* THE TASK: Which lines in the records below contain the word "text"? Copy each one out.

━━━ LISTED RECORDS ━━━

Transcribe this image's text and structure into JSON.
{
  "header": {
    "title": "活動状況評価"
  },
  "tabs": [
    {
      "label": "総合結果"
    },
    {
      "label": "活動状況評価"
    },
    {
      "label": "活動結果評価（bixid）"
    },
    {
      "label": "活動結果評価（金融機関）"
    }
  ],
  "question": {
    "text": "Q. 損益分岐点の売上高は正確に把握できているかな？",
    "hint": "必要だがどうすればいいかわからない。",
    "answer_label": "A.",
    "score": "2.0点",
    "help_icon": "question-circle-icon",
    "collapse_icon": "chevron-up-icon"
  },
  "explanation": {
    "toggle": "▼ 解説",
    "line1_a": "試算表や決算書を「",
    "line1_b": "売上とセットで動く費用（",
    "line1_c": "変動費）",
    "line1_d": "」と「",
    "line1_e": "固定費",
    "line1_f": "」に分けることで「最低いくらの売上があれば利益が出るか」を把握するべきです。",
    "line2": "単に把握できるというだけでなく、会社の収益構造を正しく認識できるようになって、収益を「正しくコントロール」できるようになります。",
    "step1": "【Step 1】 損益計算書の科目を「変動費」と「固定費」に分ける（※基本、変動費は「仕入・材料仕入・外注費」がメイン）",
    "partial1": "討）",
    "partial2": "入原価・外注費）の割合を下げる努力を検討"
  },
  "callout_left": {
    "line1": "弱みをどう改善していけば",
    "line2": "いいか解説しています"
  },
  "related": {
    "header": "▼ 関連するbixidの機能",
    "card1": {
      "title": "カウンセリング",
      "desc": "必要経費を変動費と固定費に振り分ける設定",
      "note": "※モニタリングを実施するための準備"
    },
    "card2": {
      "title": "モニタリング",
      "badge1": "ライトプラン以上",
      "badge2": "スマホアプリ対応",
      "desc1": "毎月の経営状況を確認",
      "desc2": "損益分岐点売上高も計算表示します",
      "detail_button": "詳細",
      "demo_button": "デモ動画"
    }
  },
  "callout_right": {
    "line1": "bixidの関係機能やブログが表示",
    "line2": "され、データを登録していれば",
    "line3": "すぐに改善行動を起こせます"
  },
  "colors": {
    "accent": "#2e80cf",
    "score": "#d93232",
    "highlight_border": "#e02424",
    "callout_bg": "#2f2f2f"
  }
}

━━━
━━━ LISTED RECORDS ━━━

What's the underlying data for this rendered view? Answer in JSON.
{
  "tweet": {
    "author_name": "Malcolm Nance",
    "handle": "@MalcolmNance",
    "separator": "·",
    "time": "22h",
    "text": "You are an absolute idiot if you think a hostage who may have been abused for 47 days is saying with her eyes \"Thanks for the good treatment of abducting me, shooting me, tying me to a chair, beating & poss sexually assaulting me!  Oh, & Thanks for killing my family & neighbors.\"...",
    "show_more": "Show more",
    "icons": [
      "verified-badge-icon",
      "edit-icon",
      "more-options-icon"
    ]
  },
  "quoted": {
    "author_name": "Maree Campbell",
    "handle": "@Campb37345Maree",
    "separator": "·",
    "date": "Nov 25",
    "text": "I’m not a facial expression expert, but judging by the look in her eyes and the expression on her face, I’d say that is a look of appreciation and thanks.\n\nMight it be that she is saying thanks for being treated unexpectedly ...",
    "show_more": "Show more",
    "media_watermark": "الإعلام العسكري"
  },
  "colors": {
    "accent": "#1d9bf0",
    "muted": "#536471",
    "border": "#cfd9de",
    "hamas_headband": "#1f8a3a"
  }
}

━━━

* YOUR RESPONSE:
Transcribe this image's text and structure into JSON.
    "text": "Q. 損益分岐点の売上高は正確に把握できているかな？",
    "text": "You are an absolute idiot if you think a hostage who may have been abused for 47 days is saying with her eyes \"Thanks for the good treatment of abducting me, shooting me, tying me to a chair, beating & poss sexually assaulting me!  Oh, & Thanks for killing my family & neighbors.\"...",
    "text": "I’m not a facial expression expert, but judging by the look in her eyes and the expression on her face, I’d say that is a look of appreciation and thanks.\n\nMight it be that she is saying thanks for being treated unexpectedly ...",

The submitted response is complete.